US President Barack Obama has welcomed Ukraine’s interim prime minister to the White House and pledged to “stand with Ukraine” in its dispute with Russia.
He warned Russian President Vladimir Putin the international community “will be forced to apply costs” if Russia does not remove its troops from Crimea.
Earlier, leaders of the G7 group of nations issued a similar threat.
Ukraine PM Arseniy Yatsenyuk, speaking after meeting Mr Obama, said Ukraine “will never surrender” to Russia.
“It is absolutely unacceptable to have Russian boots on the Ukrainian ground in the 21st century, violating all international deals and treaties,” he said.
The diplomatic appeals to Moscow come ahead of Sunday’s referendum in Crimea, in which citizens will be asked if they want to stay with Ukraine or join Russia.
The Russian military and pro-Russian armed men moved in to seize key sites in Crimea – an autonomous region of Ukraine whose population is mainly ethnic Russian – in late February after the fall of President Viktor Yanukovych.
President Obama said the US has “been very clear that we consider Russia’s incursion into Crimea outside of its bases to be a violation of international law”.
“We have been very firm in saying we will stand with Ukraine and the Ukrainian people in ensuring that territorial integrity and sovereignty is maintained,” he added.
In reference to scheduled talks between US Secretary of State John Kerry and Russian Foreign Minister Sergei Lavrov in London on Friday, Mr Obama said he hoped diplomatic efforts will result in a “rethinking of the process”.
But he stressed that if Moscow “continues on the path that it is on then, not only us, but the international community… will be forced to apply a cost to Russia’s violations of international law and its encroachments on Ukraine”.
He did not specify what those costs would be, but Washington has already issued visa bans to some high-profile Russians and threatened asset freezes for others.
Mr Obama also said the US “will completely reject” the results of Crimea’s referendum, saying it had been put together in a “slapdash” way.
This was a very public show of America’s support for the interim Ukrainian government, the BBC’s Rajini Vaidyanathan reports from Washington.
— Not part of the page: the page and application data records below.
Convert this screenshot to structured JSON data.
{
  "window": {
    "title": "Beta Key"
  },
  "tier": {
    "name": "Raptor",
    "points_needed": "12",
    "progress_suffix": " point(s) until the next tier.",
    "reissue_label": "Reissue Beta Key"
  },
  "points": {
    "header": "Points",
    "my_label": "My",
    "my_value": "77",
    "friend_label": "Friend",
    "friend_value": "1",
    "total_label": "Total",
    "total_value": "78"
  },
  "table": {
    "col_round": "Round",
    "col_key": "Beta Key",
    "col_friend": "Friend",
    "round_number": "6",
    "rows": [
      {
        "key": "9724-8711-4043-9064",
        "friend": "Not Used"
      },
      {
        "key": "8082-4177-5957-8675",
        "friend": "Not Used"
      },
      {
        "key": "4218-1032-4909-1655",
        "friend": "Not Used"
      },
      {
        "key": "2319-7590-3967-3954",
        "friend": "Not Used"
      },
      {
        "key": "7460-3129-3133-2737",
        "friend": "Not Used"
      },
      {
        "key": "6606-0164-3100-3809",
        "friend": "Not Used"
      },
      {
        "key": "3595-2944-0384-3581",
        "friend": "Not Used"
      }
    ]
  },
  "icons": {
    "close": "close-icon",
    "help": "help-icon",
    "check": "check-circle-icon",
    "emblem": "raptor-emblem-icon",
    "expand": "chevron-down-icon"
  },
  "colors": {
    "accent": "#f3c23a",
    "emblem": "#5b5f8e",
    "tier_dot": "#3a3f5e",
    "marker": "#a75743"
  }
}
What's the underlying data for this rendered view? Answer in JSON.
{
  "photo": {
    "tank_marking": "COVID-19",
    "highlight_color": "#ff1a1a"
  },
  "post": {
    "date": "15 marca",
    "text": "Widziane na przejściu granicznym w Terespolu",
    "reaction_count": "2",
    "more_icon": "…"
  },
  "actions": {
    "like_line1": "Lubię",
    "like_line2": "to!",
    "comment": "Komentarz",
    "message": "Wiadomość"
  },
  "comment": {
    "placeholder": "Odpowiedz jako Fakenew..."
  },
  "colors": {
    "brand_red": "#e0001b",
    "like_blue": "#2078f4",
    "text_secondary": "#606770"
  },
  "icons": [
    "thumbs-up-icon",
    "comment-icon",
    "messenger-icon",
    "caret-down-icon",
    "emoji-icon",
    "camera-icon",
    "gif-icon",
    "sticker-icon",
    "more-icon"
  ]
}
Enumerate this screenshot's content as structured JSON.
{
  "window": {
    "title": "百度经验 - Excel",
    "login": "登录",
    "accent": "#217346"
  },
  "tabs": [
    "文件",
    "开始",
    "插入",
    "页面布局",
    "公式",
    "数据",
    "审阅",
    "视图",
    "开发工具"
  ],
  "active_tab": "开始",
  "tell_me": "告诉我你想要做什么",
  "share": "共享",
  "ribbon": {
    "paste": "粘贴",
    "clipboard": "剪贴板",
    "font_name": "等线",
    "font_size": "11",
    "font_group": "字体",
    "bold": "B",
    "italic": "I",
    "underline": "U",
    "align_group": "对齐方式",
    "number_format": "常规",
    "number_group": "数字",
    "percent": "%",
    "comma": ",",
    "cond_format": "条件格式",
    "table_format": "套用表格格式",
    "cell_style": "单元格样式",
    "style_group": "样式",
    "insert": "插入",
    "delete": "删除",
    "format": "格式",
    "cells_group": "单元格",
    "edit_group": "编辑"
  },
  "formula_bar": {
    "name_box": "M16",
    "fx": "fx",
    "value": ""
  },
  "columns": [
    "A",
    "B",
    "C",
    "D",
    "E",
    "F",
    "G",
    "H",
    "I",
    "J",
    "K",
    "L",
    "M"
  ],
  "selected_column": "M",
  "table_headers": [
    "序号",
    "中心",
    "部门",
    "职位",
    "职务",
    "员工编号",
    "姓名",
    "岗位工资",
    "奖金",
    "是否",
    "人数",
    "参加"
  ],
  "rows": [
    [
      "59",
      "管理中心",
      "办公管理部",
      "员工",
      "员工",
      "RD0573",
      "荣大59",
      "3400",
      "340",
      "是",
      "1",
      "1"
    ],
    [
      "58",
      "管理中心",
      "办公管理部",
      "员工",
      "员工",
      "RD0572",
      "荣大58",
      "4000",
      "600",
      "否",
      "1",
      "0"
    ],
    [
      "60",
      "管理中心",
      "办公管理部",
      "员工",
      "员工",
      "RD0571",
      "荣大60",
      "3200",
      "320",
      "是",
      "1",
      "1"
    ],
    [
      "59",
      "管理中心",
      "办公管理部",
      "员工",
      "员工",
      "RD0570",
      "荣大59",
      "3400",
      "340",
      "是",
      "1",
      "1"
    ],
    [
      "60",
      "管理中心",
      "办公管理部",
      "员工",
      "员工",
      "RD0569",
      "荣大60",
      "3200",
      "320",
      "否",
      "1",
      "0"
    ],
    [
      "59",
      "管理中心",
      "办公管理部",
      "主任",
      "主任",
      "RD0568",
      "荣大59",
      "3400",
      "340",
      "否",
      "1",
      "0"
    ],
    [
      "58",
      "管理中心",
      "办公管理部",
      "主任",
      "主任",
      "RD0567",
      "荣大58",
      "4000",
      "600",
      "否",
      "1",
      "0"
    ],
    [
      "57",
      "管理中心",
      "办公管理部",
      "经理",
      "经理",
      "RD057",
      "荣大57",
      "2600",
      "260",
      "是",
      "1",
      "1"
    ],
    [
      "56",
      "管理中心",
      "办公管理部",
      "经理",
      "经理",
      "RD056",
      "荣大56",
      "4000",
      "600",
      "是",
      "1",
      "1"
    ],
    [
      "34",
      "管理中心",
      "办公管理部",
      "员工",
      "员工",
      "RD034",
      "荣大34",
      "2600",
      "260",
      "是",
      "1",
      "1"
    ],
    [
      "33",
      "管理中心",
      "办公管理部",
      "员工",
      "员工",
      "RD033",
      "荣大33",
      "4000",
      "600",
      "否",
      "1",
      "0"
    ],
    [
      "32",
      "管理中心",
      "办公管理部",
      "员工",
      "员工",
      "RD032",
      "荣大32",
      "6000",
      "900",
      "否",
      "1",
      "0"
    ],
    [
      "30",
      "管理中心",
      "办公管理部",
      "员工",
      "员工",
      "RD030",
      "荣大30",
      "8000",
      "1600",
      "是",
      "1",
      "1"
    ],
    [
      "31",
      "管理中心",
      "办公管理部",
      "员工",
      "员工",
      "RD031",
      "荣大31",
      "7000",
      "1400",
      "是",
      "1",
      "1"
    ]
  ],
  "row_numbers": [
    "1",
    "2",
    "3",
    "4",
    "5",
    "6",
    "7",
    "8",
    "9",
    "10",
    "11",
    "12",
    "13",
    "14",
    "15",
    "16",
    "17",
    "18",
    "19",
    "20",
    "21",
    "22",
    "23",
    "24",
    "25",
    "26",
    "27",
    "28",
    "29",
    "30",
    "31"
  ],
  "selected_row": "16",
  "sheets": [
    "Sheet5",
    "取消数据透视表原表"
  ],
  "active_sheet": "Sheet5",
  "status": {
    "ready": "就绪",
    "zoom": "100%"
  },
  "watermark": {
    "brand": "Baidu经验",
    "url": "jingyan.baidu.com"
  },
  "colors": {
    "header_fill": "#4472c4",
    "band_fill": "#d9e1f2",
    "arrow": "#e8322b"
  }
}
But it is still unclear what, if anything, will force Russia to change course, she adds.
As Mr Obama and Mr Yatsenyuk were holding talks, the US Senate Foreign Relations Committee voted to authorise $1bn in loan guarantees to Ukraine’s new government and allow the US to impose sanctions on Russian and Ukrainian officials.
Earlier, the leaders of the G7 group of industrial nations – Britain, Canada, France, Germany, Italy, Japan and the US – and the EU issued a similar statement out of Washington.
They threatened to “take further action, individually and collectively” if Russia continues on its course.
At a joint news conference in Warsaw, German Chancellor Angela Merkel and Polish Prime Minister Donald Tusk said EU foreign ministers could discuss “a second stage of sanctions” when they meet on Monday.
EU leaders have already suspended talks with Russia on easing visa restrictions as well as preparations for a G8 meeting in Sochi in June.
Mrs Merkel also indicated the EU could sign the “political part” of a long-awaited agreement on closer ties with Ukraine later this month.
Ukraine’s national security chief Andriy Parubiy has warned of a major Russian military build-up on Ukraine’s borders.
He said Russian troops had not withdrawn since carrying out military exercises near Ukraine’s eastern and southern frontiers last month, and were now “only two to three hours” from Kiev.
And he also accused Moscow of sending “subversive agents” into those areas to try to create a pre-text to deploy troops in the same way it has done in Crimea.
Mr Parubiy said Kiev’s parliament will vote on Thursday to establish a National Guard of 20,000 people – recruited from activists involved in the recent pro-Western protests as well as from military academies – to strengthen Ukraine’s defences.
The National Guard, he said, would be deployed to “protect state borders, general security and prevent “terrorist activities”.
Tensions have been high since President Yanukovych fled Ukraine for Russia on 22 February following days of violent clashes between police and protesters in Kiev, in which more than 90 people were killed.
The protesters had been in Kiev’s Independence Square since November, in protest at Mr Yanukovych’s decision to reject a deal with the EU in favour of a bail-out from Russia.